Physikalische Chemie - Direktor: Prof. Dr. Martin Wolf
Host: Melanie Müller
Tuesday, August 16, 2022, 11:00 am
All are invited to meet around 10:40 am for a chat with coffee & cookies.
PC Seminar Room, G 2.06, Faradayweg 4
Department of Physics and Astronomy, Michigan State University
Lightwave-Driven Scanning Tunneling Spectroscopy for Ultrafast Surface Science on the Atomic Scale

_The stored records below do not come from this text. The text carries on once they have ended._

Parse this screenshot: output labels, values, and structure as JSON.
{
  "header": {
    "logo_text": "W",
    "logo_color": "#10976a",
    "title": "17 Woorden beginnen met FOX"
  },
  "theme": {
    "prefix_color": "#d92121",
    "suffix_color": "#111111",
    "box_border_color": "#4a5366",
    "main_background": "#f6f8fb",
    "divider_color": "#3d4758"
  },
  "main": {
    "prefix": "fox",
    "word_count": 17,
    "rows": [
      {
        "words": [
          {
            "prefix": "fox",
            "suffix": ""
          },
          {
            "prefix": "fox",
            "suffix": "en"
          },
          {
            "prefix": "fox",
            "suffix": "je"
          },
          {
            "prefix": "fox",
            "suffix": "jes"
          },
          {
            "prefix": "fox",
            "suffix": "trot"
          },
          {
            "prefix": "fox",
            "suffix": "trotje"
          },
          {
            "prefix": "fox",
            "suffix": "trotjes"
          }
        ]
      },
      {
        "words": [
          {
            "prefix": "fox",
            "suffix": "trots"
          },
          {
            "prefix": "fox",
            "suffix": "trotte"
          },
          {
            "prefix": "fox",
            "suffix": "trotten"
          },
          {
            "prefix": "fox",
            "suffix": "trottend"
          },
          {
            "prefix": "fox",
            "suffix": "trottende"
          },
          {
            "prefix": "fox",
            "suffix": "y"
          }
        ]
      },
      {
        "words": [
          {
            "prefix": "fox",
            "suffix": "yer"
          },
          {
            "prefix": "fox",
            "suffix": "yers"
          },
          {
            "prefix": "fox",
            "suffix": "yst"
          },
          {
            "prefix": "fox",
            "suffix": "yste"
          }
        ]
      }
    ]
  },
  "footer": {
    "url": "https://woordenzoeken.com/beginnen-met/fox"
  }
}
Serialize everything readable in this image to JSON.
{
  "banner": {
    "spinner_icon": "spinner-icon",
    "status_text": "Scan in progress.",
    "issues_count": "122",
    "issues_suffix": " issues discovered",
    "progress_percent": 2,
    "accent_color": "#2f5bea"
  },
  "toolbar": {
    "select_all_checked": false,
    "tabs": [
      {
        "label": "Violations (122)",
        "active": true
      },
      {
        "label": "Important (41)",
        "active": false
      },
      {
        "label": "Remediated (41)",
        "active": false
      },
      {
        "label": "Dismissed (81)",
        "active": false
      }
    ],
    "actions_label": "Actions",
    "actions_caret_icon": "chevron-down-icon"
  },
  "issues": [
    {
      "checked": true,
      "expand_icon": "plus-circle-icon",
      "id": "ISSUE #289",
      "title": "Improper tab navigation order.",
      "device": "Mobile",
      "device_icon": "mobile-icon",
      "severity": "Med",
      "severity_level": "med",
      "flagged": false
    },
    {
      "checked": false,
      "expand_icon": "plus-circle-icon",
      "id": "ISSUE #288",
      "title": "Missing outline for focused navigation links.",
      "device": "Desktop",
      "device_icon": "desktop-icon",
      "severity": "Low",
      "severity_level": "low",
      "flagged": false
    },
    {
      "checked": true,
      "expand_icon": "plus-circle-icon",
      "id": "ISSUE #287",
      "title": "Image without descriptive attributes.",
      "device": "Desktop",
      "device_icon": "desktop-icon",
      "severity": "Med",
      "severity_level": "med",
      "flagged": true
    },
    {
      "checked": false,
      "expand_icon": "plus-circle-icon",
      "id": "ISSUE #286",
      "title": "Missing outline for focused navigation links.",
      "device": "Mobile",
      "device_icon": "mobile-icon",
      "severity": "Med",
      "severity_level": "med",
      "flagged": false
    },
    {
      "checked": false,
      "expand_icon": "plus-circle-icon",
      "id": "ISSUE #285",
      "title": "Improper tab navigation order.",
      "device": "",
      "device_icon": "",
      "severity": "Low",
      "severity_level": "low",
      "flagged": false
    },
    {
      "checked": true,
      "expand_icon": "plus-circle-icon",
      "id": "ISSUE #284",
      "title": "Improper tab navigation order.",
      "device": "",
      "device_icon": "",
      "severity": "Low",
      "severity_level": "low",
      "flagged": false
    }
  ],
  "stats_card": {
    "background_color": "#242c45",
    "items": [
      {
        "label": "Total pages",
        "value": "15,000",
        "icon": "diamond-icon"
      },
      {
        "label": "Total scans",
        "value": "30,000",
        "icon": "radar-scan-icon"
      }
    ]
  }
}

The development of novel nanoscale systems with technologically relevant properties has created a demand for powerful experimental technique’s capable of extreme spatio-temporal resolution. Scanning tunneling microscopy (STM) has become an era-defining surface characterization tool capable of extracting the local density of states (LDOS) with ångström-scale spatial resolution. Many modalities of STM have been developed that expanded the techniques capabilities to include spin, optical, and topological properties. However, these measurements are typically restricted to the extraction of steady-state information. In juxtaposition with STM, optical techniques have become ubiquitous material science tools capable of observing excited-state behavior. Incorporating THz frequency light pulses in far-field optical-pump / THz-probe measurements allows experiments to be performed on the intrinsic timescales of many electronic phenomena. The low spatial resolution of conventional optical techniques constrains experiments to ensemble measurements, limiting their usefulness for studying nanostructures. Terahertz scanning tunneling microscopy (THz-STM) bridges the gap, combining ultrafast time-resolution with ångström-scale spatial resolution. While the spatio-temporal resolution of THz-STM has been realized, maturation of the technology as a scientific tool is still an outstanding goal. Here, we develop terahertz scanning tunneling spectroscopy (THz-STS) to investigate atomically precise 7-atom-wide graphene nanoribbons (7AGNR). With sub-ångström resolution we explore the 3-dimensional LDOS of a 7AGNR. The in-plane spatial distribution of valence and conduction band LDOS is extracted with constant-height THz-STS. We then perform height-dependent THz-STS imaging, revealing a decay of the LDOS on the scale of a few hundred picometers. Finally, the development of an extraction algorithm applicable to both steady-state and time-dependent scenarios paves the way for future ultrafast experiments.